# ACTIVITY
Look through the entries for the string "title" and copy every line where it shows up.
*** Opening SOURCE MATERIAL ***
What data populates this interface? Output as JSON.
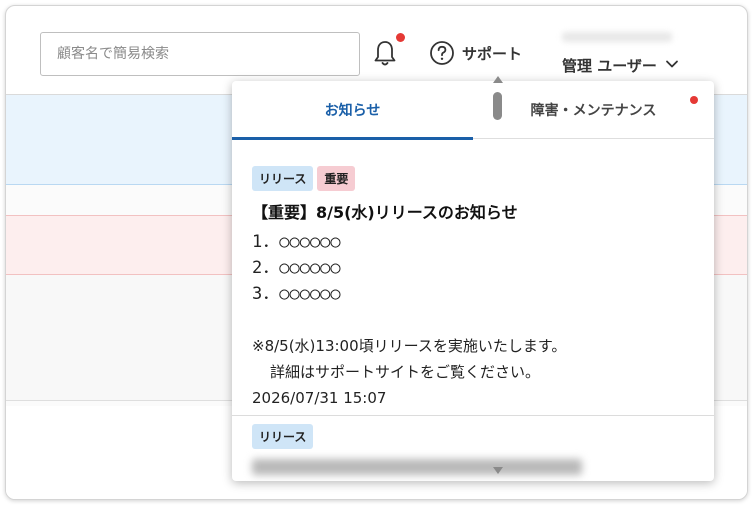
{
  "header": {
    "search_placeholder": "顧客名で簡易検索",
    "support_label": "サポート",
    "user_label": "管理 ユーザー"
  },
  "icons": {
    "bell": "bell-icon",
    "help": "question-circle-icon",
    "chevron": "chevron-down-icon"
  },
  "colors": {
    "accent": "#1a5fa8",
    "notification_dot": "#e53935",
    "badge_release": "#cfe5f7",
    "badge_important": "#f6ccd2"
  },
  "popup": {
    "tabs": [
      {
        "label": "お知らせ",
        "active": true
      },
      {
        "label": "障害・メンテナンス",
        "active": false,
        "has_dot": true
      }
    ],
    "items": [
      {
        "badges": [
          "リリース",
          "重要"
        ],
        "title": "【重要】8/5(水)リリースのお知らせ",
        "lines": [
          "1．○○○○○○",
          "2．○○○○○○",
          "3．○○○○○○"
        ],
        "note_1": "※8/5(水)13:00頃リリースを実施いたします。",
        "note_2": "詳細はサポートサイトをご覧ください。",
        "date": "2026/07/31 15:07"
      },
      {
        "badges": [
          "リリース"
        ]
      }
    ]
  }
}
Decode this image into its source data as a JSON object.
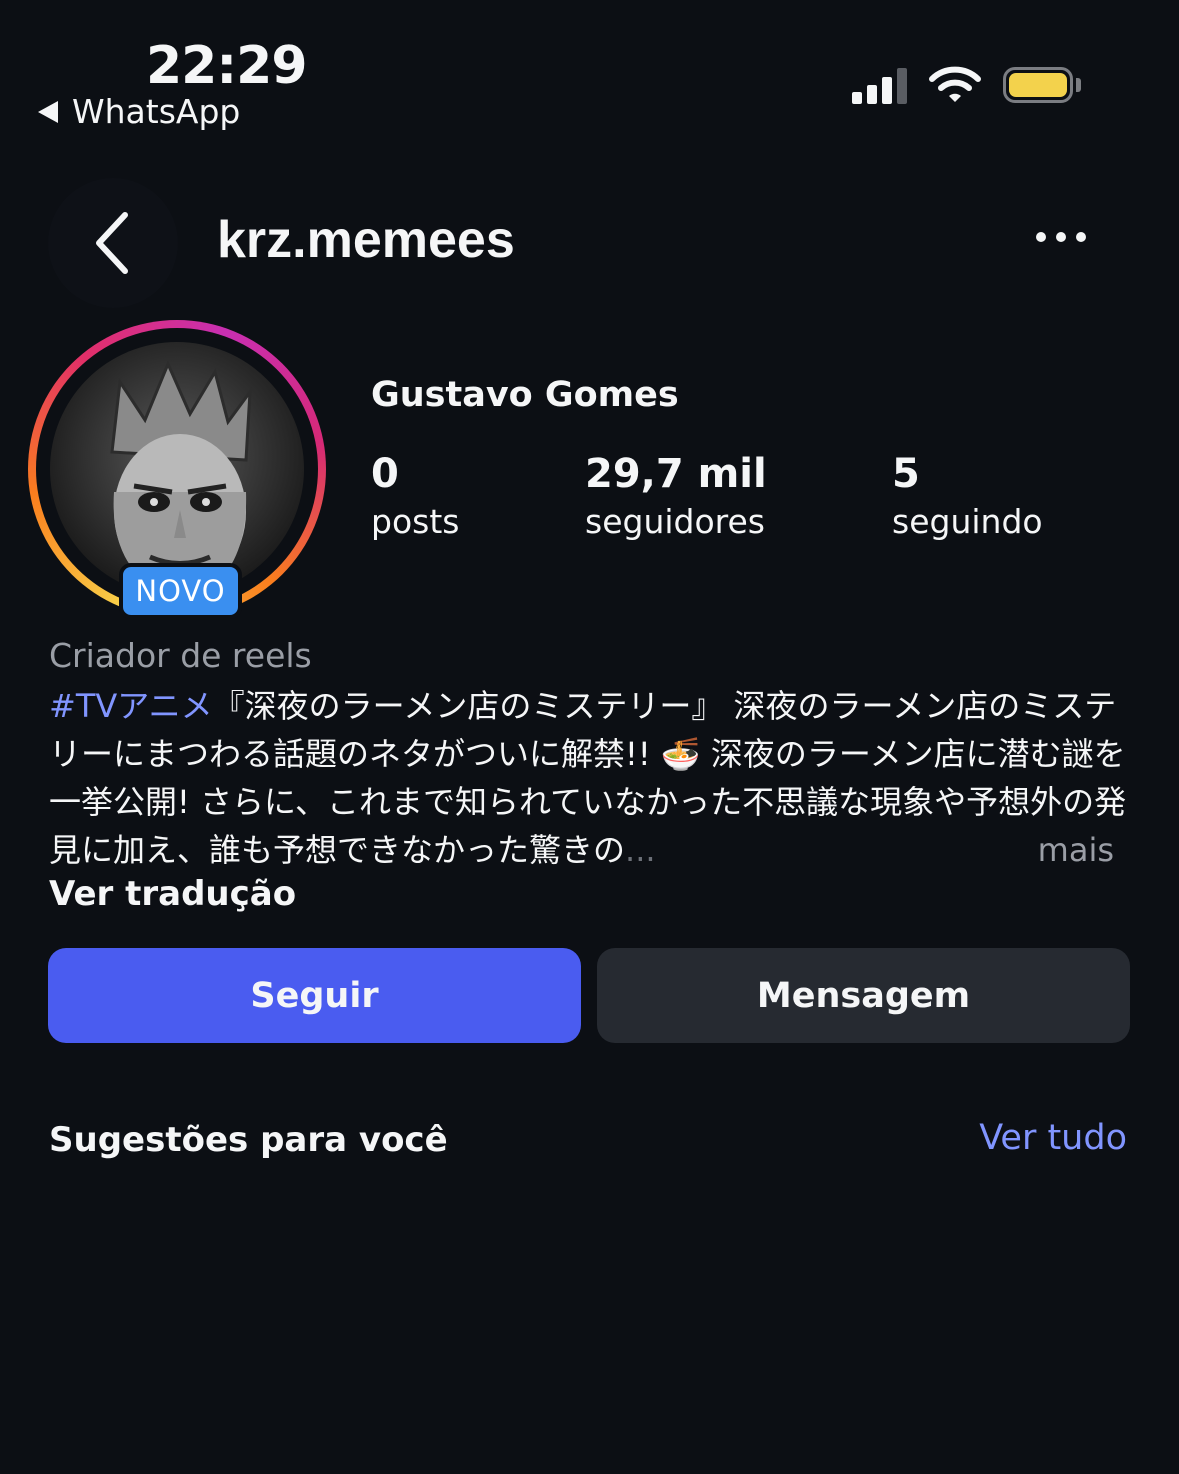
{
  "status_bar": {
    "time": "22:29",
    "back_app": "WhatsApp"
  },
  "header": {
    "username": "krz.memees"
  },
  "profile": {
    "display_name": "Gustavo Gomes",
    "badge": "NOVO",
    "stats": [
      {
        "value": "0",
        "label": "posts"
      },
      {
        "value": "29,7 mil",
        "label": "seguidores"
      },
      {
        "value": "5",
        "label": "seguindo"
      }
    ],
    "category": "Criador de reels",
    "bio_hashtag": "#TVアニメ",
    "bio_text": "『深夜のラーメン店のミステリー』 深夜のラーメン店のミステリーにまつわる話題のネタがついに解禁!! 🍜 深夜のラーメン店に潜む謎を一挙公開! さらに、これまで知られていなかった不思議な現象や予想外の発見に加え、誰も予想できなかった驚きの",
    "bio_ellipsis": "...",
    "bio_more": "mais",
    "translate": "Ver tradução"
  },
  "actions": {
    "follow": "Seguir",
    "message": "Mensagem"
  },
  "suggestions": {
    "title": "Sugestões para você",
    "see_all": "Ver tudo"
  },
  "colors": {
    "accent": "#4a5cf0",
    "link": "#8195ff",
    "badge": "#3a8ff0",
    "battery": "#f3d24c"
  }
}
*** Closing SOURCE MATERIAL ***
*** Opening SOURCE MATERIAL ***
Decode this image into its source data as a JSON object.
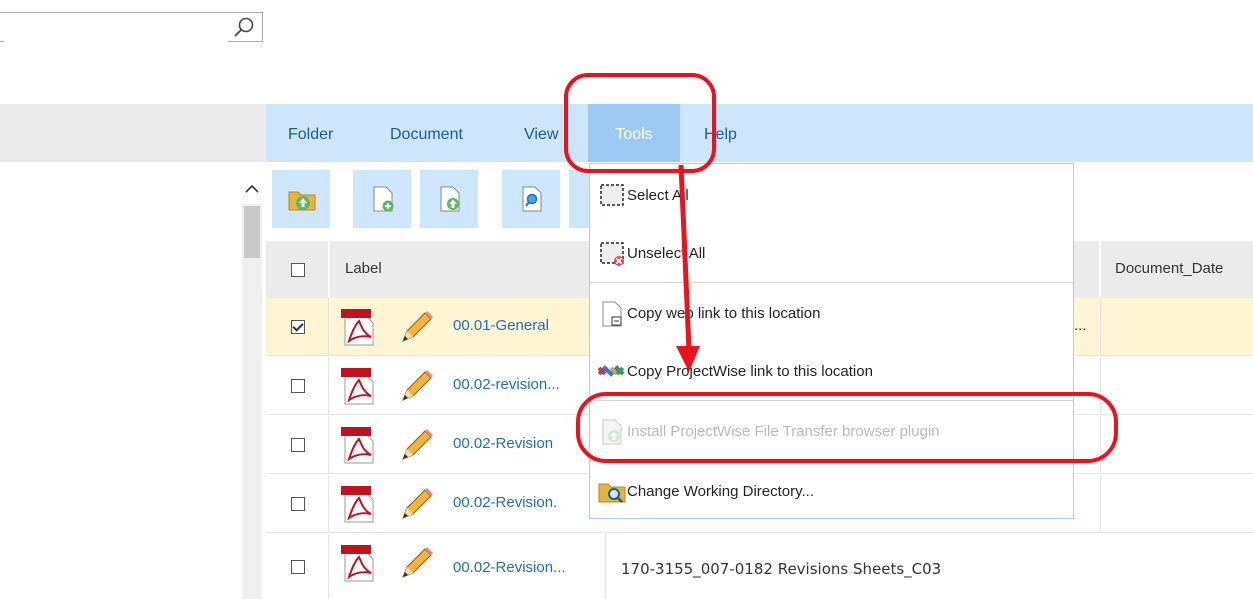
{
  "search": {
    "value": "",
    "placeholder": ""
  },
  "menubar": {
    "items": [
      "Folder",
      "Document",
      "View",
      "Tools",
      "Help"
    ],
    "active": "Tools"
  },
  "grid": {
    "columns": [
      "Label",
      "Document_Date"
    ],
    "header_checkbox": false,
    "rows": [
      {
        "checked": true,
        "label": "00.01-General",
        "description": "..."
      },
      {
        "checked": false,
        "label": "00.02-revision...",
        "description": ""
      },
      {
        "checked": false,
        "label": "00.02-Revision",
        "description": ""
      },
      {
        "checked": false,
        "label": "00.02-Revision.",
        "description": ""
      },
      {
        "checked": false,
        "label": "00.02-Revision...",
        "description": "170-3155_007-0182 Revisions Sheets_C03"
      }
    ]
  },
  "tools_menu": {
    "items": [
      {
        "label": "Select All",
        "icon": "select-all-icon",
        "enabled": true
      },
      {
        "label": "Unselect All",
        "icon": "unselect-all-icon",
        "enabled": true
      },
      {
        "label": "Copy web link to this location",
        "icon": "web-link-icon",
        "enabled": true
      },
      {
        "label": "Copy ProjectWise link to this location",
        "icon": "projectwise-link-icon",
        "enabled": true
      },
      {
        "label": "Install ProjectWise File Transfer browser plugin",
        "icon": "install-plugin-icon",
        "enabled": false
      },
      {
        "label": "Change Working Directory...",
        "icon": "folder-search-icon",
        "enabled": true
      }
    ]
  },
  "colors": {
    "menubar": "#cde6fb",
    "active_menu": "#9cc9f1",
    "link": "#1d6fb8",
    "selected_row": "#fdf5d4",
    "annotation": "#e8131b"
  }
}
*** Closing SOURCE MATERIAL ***
# EXERCISE RESULT
        "title": "【重要】8/5(水)リリースのお知らせ",
    "title": "Sugestões para você",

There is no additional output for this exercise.